▶ **Exercise description**
Your answer must be an exact repetition of every record.

[Items from a data source]
------------------------------------------------

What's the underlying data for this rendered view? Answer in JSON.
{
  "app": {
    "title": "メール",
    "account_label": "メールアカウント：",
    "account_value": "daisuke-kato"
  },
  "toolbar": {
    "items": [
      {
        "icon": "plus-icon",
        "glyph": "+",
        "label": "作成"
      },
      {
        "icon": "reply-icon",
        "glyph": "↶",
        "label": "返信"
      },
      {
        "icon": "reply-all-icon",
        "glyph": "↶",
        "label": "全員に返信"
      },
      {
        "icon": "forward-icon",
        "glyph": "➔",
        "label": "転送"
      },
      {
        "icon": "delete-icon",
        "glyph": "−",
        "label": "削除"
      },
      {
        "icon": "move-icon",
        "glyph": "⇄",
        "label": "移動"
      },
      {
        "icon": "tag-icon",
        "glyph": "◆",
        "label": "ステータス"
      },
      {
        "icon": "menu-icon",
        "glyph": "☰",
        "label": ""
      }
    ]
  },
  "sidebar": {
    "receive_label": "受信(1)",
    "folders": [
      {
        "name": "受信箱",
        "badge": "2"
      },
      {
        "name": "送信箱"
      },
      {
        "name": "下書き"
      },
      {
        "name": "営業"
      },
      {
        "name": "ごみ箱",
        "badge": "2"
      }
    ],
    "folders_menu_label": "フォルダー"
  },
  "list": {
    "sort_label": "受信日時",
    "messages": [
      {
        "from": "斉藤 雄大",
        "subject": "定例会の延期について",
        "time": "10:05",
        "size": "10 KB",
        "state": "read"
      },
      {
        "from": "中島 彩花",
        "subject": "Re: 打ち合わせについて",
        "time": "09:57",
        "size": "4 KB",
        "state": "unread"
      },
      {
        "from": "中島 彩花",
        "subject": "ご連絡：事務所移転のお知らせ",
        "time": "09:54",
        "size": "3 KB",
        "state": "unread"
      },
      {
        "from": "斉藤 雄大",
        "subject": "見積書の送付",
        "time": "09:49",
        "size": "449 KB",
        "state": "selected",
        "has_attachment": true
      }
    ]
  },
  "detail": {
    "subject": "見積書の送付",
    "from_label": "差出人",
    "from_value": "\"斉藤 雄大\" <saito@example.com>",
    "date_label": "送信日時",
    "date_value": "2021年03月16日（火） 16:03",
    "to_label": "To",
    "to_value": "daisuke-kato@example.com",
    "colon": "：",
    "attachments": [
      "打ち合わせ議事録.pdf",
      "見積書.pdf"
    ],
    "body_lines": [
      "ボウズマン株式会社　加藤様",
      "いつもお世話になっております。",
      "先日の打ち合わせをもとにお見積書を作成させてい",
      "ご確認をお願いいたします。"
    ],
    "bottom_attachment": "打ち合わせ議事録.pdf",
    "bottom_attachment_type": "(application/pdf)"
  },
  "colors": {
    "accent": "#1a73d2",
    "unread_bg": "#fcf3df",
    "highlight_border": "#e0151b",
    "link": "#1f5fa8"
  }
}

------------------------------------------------

▶ **Answer section**
What's the underlying data for this rendered view? Answer in JSON.
{
  "app": {
    "title": "メール",
    "account_label": "メールアカウント：",
    "account_value": "daisuke-kato"
  },
  "toolbar": {
    "items": [
      {
        "icon": "plus-icon",
        "glyph": "+",
        "label": "作成"
      },
      {
        "icon": "reply-icon",
        "glyph": "↶",
        "label": "返信"
      },
      {
        "icon": "reply-all-icon",
        "glyph": "↶",
        "label": "全員に返信"
      },
      {
        "icon": "forward-icon",
        "glyph": "➔",
        "label": "転送"
      },
      {
        "icon": "delete-icon",
        "glyph": "−",
        "label": "削除"
      },
      {
        "icon": "move-icon",
        "glyph": "⇄",
        "label": "移動"
      },
      {
        "icon": "tag-icon",
        "glyph": "◆",
        "label": "ステータス"
      },
      {
        "icon": "menu-icon",
        "glyph": "☰",
        "label": ""
      }
    ]
  },
  "sidebar": {
    "receive_label": "受信(1)",
    "folders": [
      {
        "name": "受信箱",
        "badge": "2"
      },
      {
        "name": "送信箱"
      },
      {
        "name": "下書き"
      },
      {
        "name": "営業"
      },
      {
        "name": "ごみ箱",
        "badge": "2"
      }
    ],
    "folders_menu_label": "フォルダー"
  },
  "list": {
    "sort_label": "受信日時",
    "messages": [
      {
        "from": "斉藤 雄大",
        "subject": "定例会の延期について",
        "time": "10:05",
        "size": "10 KB",
        "state": "read"
      },
      {
        "from": "中島 彩花",
        "subject": "Re: 打ち合わせについて",
        "time": "09:57",
        "size": "4 KB",
        "state": "unread"
      },
      {
        "from": "中島 彩花",
        "subject": "ご連絡：事務所移転のお知らせ",
        "time": "09:54",
        "size": "3 KB",
        "state": "unread"
      },
      {
        "from": "斉藤 雄大",
        "subject": "見積書の送付",
        "time": "09:49",
        "size": "449 KB",
        "state": "selected",
        "has_attachment": true
      }
    ]
  },
  "detail": {
    "subject": "見積書の送付",
    "from_label": "差出人",
    "from_value": "\"斉藤 雄大\" <saito@example.com>",
    "date_label": "送信日時",
    "date_value": "2021年03月16日（火） 16:03",
    "to_label": "To",
    "to_value": "daisuke-kato@example.com",
    "colon": "：",
    "attachments": [
      "打ち合わせ議事録.pdf",
      "見積書.pdf"
    ],
    "body_lines": [
      "ボウズマン株式会社　加藤様",
      "いつもお世話になっております。",
      "先日の打ち合わせをもとにお見積書を作成させてい",
      "ご確認をお願いいたします。"
    ],
    "bottom_attachment": "打ち合わせ議事録.pdf",
    "bottom_attachment_type": "(application/pdf)"
  },
  "colors": {
    "accent": "#1a73d2",
    "unread_bg": "#fcf3df",
    "highlight_border": "#e0151b",
    "link": "#1f5fa8"
  }
}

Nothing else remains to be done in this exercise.